#### WHAT TO DO:
Each line that has the string "EFLAGS" must be copied from the records below.

Excerpts from a dataset:
######
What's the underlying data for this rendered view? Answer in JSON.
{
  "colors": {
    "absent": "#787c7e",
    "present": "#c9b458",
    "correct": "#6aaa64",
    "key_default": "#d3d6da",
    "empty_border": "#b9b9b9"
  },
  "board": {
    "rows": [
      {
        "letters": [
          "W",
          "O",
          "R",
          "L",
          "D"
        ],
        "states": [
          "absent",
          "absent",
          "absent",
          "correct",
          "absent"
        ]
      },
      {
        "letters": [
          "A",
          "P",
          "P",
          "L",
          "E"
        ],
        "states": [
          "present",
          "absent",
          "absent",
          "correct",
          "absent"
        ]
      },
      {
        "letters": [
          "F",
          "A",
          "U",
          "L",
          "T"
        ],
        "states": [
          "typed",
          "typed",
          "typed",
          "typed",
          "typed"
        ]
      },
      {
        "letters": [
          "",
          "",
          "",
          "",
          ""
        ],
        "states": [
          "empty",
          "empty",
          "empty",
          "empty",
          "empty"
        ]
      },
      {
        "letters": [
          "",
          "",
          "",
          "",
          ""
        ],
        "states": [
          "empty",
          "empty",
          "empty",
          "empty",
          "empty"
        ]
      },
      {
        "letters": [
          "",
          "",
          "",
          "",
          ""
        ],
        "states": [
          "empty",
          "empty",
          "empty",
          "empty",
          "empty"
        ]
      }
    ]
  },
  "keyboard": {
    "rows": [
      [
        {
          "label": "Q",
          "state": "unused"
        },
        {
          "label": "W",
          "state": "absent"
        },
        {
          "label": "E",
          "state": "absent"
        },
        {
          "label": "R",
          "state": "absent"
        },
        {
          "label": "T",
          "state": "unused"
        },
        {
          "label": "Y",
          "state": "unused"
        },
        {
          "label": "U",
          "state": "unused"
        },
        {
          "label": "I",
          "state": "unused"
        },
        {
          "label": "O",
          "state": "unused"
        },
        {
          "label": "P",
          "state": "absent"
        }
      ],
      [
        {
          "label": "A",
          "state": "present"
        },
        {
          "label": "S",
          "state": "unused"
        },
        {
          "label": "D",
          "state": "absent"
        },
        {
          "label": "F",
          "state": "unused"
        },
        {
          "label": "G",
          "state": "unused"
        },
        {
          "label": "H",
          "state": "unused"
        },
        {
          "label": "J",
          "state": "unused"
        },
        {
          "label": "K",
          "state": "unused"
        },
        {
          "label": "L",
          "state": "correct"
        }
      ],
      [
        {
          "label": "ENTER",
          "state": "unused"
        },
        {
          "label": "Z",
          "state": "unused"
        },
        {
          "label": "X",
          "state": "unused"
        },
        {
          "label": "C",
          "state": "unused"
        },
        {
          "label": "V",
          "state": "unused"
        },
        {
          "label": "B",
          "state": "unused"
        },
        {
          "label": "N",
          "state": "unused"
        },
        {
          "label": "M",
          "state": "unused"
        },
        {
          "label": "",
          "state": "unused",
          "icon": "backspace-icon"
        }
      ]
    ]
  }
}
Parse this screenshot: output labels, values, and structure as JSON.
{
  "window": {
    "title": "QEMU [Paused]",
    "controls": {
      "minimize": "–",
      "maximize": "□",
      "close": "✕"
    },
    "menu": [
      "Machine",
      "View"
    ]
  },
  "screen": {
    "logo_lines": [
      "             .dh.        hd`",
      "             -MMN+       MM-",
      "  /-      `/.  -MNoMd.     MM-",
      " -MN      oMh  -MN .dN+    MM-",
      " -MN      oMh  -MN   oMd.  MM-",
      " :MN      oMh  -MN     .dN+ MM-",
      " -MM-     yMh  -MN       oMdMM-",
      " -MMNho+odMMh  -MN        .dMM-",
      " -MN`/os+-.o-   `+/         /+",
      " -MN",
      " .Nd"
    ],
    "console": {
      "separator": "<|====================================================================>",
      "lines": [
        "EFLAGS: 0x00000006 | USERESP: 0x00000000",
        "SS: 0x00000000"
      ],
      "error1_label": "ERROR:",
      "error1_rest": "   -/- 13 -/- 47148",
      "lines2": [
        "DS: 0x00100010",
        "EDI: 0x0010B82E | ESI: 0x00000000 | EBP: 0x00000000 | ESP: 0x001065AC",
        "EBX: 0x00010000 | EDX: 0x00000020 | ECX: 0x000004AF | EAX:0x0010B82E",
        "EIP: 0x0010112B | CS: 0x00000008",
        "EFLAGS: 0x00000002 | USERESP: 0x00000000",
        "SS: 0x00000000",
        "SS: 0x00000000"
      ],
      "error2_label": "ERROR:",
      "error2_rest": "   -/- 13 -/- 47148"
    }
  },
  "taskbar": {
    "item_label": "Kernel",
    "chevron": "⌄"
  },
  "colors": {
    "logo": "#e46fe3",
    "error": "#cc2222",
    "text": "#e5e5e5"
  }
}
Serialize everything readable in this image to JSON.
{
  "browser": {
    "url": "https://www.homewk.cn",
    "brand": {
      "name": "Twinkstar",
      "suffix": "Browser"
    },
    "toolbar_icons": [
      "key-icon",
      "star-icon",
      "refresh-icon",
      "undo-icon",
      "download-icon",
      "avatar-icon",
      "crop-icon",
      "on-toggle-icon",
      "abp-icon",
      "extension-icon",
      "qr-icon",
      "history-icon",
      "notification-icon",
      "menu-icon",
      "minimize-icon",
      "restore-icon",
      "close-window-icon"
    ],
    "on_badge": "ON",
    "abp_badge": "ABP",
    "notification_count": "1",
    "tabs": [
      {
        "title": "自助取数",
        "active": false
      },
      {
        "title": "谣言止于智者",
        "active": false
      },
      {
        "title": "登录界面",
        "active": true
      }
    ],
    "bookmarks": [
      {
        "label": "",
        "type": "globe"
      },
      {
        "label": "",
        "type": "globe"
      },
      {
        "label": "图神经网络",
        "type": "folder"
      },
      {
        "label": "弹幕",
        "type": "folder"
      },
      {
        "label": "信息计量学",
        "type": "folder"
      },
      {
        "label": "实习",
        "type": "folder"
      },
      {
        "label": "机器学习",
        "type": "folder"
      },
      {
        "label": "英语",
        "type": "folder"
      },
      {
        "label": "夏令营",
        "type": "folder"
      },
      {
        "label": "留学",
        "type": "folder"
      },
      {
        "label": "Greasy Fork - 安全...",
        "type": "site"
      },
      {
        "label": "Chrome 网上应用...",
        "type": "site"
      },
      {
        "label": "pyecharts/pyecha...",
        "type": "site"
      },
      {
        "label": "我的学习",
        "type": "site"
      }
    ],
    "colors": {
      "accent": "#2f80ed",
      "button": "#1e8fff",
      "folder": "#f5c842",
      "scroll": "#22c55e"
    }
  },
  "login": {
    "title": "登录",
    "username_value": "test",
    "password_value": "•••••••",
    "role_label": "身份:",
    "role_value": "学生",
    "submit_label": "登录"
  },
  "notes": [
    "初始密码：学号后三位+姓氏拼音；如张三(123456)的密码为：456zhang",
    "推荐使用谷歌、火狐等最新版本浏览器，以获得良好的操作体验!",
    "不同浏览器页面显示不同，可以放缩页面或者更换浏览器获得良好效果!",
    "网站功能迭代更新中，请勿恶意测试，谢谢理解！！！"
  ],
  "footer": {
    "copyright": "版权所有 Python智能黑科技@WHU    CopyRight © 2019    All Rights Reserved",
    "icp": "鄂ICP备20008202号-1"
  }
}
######
#### OUTPUT OF THE TASK:
        "EFLAGS: 0x00000006 | USERESP: 0x00000000",
        "EFLAGS: 0x00000002 | USERESP: 0x00000000",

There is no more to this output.